As an office supply crunch enters the overall property mix, Savills forecasts Central Grade A offices to gain up to 2.5% in rental rates after outperforming in 2018, and 5% overall. By the same token, the overall office market could slip by as much as 5% in pricing, with Central flat. A lack of supply will play a part in those numbers, as will, once again, interest rates, the Sino-us trade war and China's slowing economy—bigger factors in the commercial sector than in residential. JLL predicts capital values to fall as much as 10% on the back of waning PRC demand (down to 30% of tenants versus nearly 50% the year before) and economic uncertainty.
“Demand for office space will continue to soften in 2019 due to the increasing uncertainty in the city's economic outlook arising from a slowing mainland China economy and uncertainty around the Uschina trade war,” said JLL head of agency leasing, Ben Dickinson. “Weaker demand will put upward pressure on vacancy rates and translate into slower rental growth. 萊坊和戴德梁行預計2019年會有10%的調整，而仲量聯行預計為15%，但如果宏觀經濟維持不變，調整幅度可高達25%。據戴德梁行表示，成交量實際已開始下滑，11月份註冊宗數少於3,000，是本港自2016年以來最差的一季。之前的跌幅是因為政策影響，但今次是因為全球不明朗因素、緊張的貿易關係及利率。未來數月，這些仍是主要的影響因素。戴德梁行大中華區副總裁及大中華區策略發展顧問部主管陶汝鴻表示：「我們預期銷售主要由一手物業、以及大幅調低售價的二手物業所帶動，明年樓價有機會再跌10%，直至買家入市大幅折扣的二手樓才有望止跌。」
But the current extremely tight vacancy environment will support office rents to grow a further 0 to 5% next year.”
However, Savills' Simon Smith, senior director, research and consultancy, doesn't see the trade war as the hurdle it first appeared to be. Citing an improved, if not rosy, post-g20 Summit relationship, “we think the impact [of the trade war] will be muted; we think there will be some form of resolution. It might not be exactly what everybody wants, but it looks like they might be headed towards some sort of deal. If that's the case, rental markets should remain relatively buoyant until next year.”
Finally, the beleaguered retail sector will take a step back from its modest recovery in 2018. Retail sales were the best in five years, but a weak RMB and soft local consumer sentiment could dampen further rebounds, putting rents on mall and street shops on their heels again. Ironically, industrial property—both warehouses and flatted factories—could be the silver lining in 2019, with Savills forecasting up to 5% in rents and prices ahead of a supply boom in 2020. Trade war or not, Hong Kong remains a trading port. 雖然中小型市場價格已開始下滑，但只屬調整。現時樓市仍然是供不應求，市場正加快供應。
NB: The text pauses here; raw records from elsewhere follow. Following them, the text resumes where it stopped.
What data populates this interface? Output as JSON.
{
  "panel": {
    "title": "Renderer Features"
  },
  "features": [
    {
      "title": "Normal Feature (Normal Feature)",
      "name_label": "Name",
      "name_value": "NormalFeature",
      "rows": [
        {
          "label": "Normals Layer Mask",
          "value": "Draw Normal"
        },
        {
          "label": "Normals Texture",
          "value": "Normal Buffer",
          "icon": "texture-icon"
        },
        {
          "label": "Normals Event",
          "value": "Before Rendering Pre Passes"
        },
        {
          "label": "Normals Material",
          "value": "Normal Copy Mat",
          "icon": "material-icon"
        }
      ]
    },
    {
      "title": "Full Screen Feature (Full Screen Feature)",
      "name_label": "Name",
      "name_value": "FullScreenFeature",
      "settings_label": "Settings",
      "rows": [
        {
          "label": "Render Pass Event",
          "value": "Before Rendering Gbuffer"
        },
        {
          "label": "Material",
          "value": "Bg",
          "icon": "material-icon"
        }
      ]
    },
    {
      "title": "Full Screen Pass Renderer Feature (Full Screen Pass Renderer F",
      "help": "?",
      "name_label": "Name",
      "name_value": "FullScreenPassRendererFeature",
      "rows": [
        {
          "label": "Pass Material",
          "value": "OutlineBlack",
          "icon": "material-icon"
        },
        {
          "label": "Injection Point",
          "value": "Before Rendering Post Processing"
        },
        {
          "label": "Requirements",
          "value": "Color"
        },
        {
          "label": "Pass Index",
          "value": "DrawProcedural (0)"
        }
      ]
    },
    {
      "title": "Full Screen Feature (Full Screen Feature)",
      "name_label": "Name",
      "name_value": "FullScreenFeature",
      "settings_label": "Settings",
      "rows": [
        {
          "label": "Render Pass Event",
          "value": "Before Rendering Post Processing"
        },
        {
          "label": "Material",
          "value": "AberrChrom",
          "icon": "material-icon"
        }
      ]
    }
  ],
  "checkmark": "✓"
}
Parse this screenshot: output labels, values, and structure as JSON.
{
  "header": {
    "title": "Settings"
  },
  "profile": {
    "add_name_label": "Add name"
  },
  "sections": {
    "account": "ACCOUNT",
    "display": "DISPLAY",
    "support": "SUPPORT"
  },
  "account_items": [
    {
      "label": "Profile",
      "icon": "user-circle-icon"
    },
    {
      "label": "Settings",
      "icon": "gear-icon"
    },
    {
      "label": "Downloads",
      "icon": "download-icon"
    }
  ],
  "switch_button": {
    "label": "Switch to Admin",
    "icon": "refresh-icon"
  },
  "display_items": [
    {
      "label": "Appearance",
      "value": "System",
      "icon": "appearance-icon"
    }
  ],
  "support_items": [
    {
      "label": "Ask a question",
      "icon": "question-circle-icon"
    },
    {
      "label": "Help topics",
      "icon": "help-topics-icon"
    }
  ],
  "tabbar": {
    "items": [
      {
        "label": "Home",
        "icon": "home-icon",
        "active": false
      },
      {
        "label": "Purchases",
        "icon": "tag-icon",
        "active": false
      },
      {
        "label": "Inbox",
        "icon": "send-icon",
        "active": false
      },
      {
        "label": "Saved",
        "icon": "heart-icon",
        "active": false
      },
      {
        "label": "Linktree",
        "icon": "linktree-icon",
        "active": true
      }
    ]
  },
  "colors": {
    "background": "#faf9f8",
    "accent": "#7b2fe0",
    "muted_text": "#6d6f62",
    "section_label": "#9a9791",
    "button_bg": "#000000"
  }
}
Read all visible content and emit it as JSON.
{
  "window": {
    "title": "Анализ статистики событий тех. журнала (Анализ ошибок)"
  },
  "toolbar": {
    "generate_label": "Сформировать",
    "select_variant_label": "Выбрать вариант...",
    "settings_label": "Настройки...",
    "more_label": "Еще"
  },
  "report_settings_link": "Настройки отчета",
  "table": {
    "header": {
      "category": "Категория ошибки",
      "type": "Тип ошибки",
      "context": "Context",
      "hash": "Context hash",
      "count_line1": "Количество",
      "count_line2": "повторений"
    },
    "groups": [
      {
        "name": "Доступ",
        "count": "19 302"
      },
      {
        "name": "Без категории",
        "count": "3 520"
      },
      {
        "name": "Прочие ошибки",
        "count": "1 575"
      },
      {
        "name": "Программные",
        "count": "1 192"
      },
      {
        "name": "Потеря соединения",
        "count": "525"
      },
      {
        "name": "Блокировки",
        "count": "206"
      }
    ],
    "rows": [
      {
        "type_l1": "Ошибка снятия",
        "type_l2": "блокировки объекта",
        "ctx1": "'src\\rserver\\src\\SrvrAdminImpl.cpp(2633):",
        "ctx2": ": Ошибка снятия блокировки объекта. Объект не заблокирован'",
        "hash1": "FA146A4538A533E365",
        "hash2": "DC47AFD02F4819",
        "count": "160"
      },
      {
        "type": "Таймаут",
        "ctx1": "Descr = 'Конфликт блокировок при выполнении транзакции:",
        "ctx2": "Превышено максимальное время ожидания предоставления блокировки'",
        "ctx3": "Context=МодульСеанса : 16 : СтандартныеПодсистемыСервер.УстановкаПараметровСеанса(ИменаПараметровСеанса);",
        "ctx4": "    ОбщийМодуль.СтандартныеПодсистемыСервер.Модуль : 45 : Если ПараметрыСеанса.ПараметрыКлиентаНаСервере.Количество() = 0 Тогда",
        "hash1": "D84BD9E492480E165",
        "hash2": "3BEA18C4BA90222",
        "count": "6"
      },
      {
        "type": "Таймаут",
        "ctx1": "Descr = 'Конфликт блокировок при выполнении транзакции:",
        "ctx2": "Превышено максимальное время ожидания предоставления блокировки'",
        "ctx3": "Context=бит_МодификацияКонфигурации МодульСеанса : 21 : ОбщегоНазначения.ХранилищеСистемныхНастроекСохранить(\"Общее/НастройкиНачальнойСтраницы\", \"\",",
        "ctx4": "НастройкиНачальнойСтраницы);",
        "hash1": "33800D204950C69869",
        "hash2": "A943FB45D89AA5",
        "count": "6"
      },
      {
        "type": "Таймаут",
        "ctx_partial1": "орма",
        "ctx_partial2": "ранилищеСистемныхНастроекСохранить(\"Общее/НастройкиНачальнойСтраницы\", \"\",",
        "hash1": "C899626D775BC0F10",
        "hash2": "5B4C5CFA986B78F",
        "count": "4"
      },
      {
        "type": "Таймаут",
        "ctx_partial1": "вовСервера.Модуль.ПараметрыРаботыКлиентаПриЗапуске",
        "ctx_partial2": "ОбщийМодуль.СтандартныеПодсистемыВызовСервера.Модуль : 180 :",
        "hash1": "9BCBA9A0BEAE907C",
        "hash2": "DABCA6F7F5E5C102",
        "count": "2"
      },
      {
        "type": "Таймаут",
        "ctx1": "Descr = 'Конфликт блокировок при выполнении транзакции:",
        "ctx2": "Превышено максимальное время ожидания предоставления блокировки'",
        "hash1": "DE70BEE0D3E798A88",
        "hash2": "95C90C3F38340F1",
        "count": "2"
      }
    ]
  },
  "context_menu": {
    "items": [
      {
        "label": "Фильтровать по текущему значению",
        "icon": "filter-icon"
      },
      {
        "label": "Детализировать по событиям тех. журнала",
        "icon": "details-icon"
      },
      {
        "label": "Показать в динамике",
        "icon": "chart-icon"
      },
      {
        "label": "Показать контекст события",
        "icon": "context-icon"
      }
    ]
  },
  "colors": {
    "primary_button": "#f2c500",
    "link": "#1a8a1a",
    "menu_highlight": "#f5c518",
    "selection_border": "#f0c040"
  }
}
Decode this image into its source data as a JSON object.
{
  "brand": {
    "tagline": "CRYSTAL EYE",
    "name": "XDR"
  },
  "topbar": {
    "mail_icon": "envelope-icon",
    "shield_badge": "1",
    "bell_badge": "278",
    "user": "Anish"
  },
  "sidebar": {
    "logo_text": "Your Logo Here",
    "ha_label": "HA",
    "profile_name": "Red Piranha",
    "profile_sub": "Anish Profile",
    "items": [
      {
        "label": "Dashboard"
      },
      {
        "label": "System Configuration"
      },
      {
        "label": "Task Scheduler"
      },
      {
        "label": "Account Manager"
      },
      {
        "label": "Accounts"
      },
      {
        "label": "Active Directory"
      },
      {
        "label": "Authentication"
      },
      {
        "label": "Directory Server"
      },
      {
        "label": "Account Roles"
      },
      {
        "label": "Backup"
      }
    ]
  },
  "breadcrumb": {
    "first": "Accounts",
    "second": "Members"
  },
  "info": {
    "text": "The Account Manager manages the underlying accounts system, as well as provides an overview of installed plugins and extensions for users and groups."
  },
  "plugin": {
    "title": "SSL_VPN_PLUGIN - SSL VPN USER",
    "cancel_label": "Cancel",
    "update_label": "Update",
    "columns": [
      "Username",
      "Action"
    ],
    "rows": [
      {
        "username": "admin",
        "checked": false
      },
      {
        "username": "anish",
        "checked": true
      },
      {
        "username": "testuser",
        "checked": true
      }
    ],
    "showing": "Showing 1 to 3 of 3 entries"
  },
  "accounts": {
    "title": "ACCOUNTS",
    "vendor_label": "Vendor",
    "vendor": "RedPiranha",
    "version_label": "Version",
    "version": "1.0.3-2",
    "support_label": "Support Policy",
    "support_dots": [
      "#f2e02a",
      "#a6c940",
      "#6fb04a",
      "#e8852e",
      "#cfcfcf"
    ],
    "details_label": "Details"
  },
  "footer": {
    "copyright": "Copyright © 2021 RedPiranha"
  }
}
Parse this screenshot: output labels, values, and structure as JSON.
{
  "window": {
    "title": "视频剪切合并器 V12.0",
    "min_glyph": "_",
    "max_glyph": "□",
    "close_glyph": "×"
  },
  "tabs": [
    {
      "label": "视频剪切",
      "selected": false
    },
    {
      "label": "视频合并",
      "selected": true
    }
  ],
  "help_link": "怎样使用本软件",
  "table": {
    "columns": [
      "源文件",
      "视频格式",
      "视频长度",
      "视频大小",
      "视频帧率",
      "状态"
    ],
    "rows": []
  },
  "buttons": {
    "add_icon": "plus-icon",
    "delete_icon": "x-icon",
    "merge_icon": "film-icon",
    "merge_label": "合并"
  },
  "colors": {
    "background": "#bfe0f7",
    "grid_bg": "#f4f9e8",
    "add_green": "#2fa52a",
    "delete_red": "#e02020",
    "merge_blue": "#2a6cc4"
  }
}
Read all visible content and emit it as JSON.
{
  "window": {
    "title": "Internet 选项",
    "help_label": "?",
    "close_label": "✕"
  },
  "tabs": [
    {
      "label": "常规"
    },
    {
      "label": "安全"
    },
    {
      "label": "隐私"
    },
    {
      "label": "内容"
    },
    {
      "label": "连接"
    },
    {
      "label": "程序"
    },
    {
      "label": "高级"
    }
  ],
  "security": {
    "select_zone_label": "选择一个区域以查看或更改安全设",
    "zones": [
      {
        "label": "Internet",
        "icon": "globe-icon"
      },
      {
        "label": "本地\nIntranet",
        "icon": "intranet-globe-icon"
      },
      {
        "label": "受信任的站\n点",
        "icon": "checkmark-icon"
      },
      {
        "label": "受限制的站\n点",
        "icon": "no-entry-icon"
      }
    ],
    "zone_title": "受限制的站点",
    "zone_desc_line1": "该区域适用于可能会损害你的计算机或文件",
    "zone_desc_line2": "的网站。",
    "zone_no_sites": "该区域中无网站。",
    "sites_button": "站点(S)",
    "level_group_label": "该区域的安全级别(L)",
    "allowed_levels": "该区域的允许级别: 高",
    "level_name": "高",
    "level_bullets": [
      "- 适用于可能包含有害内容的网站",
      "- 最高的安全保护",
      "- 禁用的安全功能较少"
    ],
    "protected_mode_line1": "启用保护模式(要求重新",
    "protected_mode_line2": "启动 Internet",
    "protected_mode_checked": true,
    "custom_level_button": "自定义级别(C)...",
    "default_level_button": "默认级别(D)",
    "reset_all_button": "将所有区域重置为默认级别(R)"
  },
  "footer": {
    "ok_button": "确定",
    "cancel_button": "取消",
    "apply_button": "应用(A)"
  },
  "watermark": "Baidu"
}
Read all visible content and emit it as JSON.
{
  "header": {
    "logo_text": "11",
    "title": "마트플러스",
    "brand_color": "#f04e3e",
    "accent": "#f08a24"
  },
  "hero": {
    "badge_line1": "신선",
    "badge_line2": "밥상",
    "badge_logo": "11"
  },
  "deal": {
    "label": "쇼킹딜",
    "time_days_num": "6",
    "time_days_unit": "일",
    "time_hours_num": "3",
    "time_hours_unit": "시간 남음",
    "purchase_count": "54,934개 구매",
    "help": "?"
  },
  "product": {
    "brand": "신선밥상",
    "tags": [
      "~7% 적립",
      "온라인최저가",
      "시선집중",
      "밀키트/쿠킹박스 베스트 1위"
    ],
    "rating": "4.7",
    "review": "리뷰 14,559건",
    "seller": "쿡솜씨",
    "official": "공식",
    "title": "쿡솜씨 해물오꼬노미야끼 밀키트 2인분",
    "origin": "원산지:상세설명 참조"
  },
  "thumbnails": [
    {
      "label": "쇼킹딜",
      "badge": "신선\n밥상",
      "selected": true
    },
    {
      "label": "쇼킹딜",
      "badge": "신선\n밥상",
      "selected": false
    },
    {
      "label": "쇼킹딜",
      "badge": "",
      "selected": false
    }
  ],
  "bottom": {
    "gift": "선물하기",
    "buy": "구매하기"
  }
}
然而，負擔能力仍是挑戰，仲量聯行的曾煥平相信：「樓價開始下滑，政府應立即重新審視過去數年推出的辣招，如未能及時作出反應，不單會加劇樓價修正幅度，還可能會對本地經濟產生嚴重後果。」曾煥平認為是時候取消或檢討額外印花稅及雙倍印花稅，並提高按揭成數比率，額外印花稅已證實是冷卻二手市場的元凶（二手市場現有過百萬個單位可供應），而且連累了有實際需要把物業出售的自住買家。
隨著寫字樓市場供應緊縮，第一太平戴維斯預計繼2018年的出色表現後，中環甲級寫字樓租金未來會有2.5%的升幅，整體升幅達5%。同一道理，整體寫字樓價格跌幅多達5%，但中環價格可望平穩。供不應求是部份原因，利率是另一個原因，還有中美貿易戰及中國經濟放緩等因素，對商廈市場的影響較住宅大。仲量聯行預計，由於來自中國的需求減少（租戶數量下降至30%，前一年有近50%），加上經濟前景不明朗，資本價值將大幅下降10%。 仲量聯行物業租務主管龐定勤（Ben Dickinson）表示：「2019年，由於中國經濟放緩及中美貿易戰前景未明，令本港經濟出現不明朗因素，所以寫字樓需求持續偏軟。需求少令空置率有上升壓力，亦令租金升幅放緩。不過目前空置率極低，將支持寫字樓在明年有0-5%的租金升幅。」
仲量聯行行政總裁曾煥平 JLL executive director Joseph Tsang